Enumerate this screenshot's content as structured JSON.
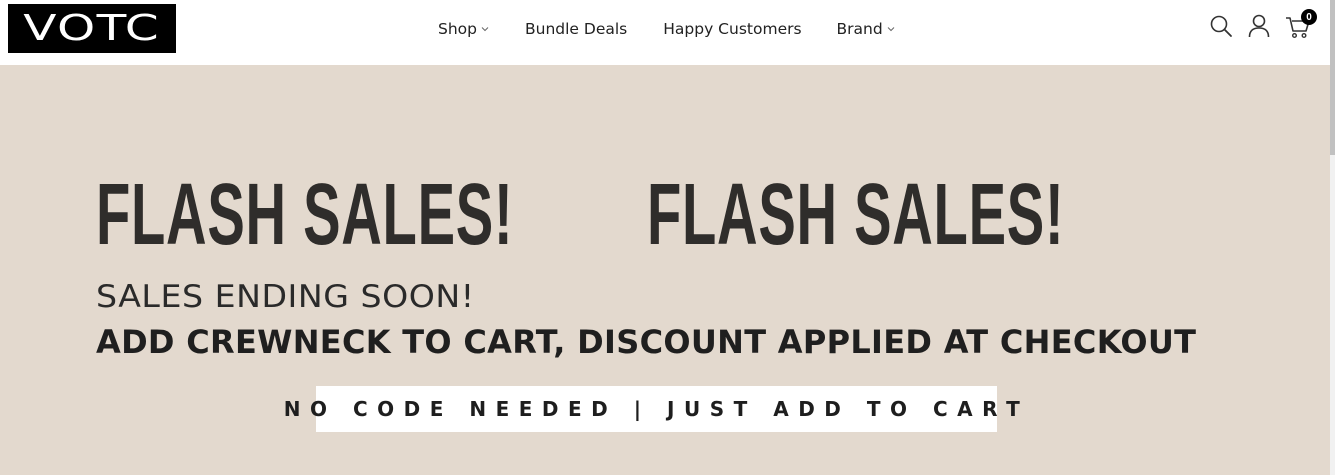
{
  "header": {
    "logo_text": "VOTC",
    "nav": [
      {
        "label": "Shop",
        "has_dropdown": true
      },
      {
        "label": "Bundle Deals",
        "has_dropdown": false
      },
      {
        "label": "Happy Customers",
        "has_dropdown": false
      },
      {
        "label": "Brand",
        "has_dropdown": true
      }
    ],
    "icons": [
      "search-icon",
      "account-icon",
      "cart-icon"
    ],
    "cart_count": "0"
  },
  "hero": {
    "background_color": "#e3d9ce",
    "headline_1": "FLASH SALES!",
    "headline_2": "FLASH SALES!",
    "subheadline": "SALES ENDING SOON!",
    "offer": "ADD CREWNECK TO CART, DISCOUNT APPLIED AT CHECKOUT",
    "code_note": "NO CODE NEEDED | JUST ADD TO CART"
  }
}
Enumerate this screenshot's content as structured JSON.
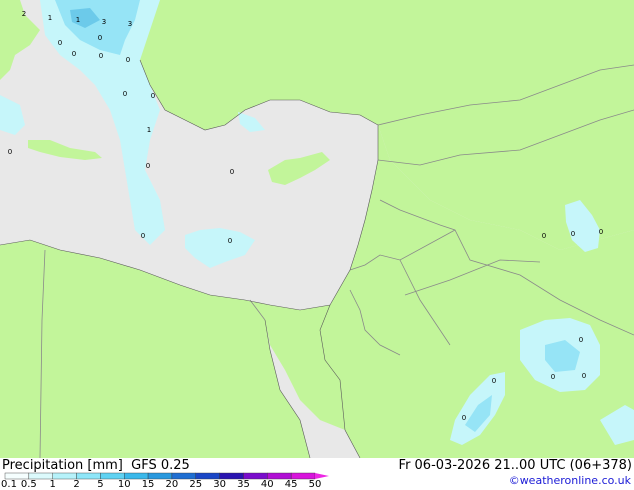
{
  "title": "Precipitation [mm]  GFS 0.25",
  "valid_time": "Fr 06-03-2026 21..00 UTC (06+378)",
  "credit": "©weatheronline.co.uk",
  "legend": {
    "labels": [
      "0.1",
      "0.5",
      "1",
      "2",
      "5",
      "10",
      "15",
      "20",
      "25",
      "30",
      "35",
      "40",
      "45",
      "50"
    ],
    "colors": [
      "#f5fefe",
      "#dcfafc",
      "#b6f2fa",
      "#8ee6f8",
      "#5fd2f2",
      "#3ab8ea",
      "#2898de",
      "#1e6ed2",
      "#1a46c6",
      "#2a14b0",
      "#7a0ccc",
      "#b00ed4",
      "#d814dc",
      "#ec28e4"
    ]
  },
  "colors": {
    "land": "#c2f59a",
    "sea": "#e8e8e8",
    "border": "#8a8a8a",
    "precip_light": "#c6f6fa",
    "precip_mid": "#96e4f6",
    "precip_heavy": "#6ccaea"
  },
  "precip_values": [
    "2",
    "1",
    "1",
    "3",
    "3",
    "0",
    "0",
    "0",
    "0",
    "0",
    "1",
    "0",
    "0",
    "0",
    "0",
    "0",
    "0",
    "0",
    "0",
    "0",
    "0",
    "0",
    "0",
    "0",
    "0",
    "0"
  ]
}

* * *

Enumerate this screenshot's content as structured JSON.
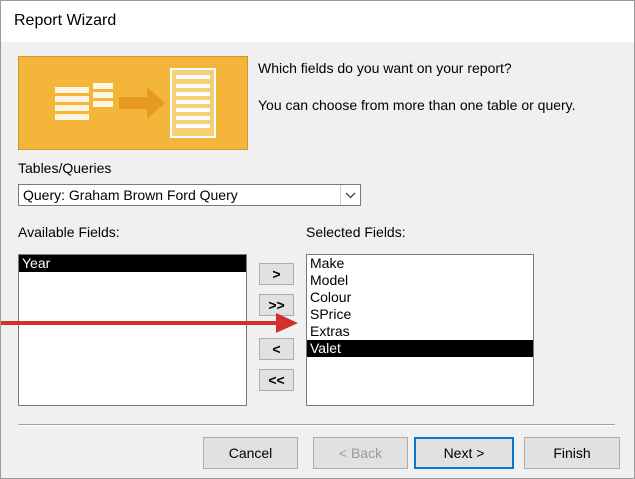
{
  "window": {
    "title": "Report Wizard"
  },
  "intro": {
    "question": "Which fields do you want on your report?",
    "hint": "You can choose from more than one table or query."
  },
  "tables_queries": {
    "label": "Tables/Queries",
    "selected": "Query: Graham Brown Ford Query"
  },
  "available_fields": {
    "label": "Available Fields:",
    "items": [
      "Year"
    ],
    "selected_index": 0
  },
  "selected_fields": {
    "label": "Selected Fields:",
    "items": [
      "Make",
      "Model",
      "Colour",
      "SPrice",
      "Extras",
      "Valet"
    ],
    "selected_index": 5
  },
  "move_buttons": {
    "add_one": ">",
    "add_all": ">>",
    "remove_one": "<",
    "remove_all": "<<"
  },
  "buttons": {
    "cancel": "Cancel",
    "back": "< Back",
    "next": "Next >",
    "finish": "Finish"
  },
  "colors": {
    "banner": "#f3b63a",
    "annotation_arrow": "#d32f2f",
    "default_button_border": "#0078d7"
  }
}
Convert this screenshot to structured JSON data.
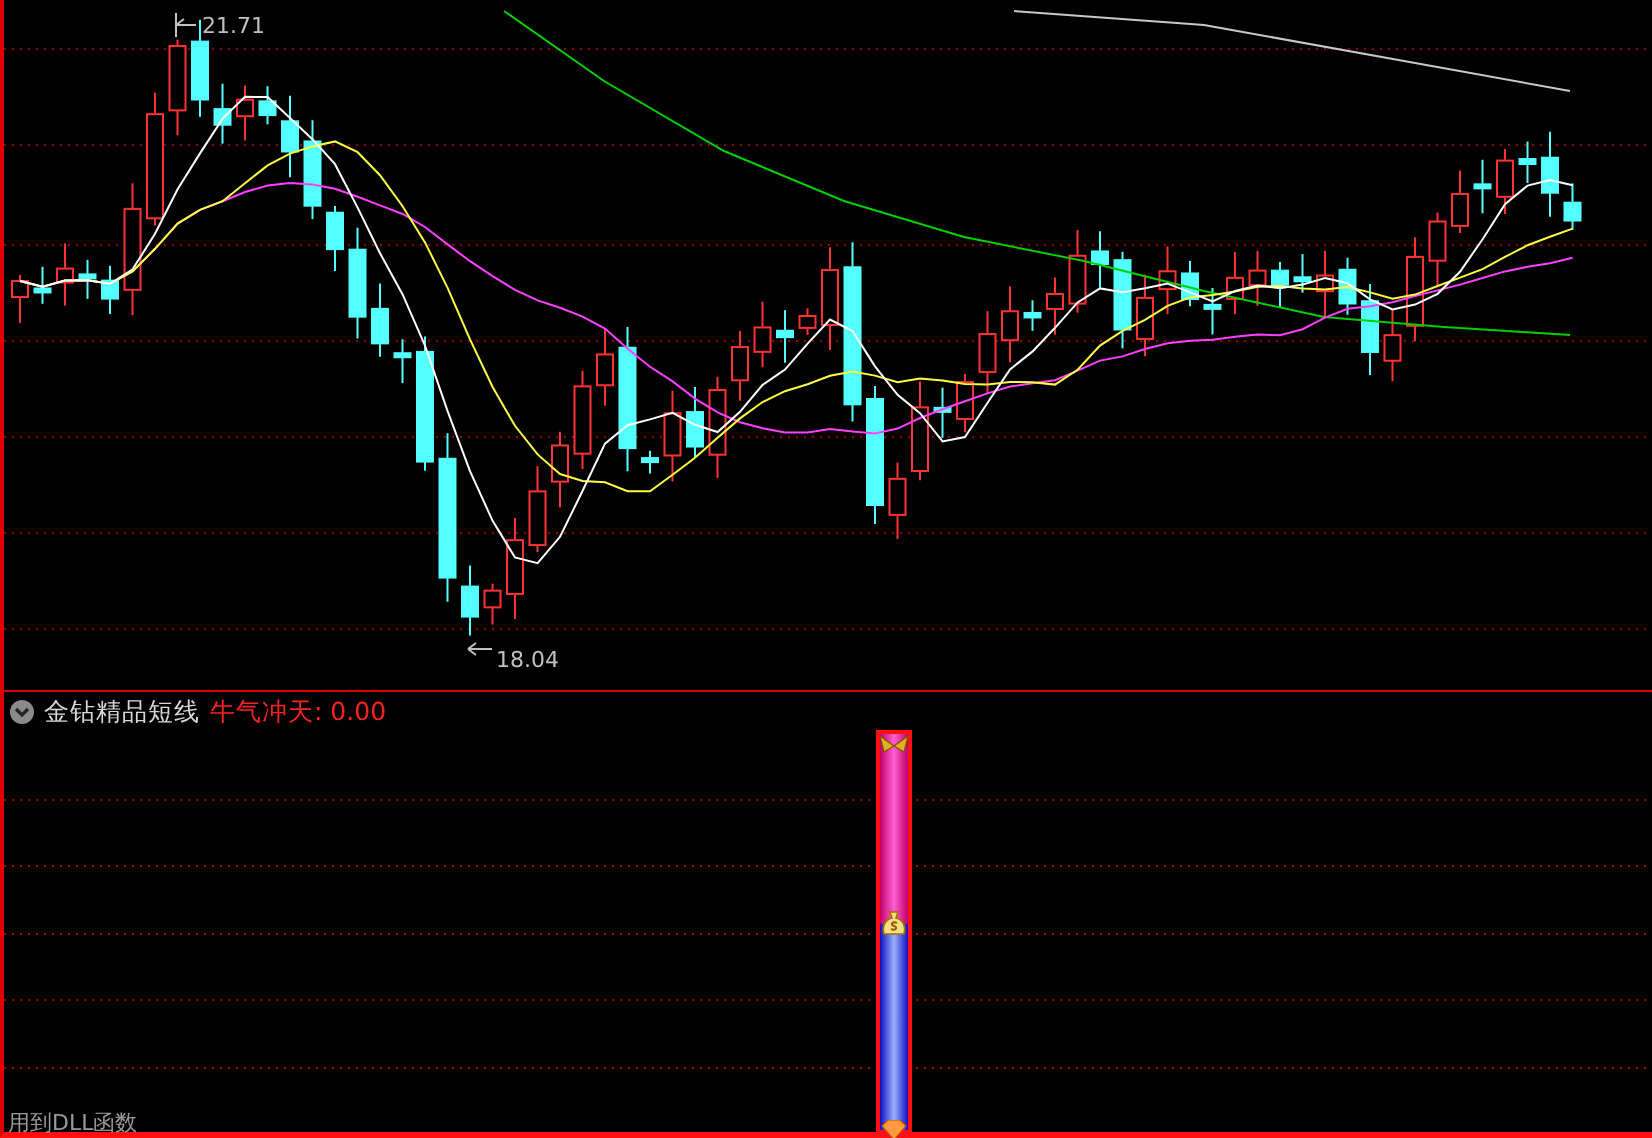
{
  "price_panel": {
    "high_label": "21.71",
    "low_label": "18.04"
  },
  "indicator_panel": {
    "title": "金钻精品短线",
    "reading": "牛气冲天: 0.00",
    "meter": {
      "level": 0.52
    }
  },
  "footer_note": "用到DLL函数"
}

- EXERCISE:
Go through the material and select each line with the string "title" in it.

- TASK RESPONSE:
  "title": "Precipitation [mm]  GFS 0.25",
    "title": "Report Wizard"
    "title": "金钻精品短线",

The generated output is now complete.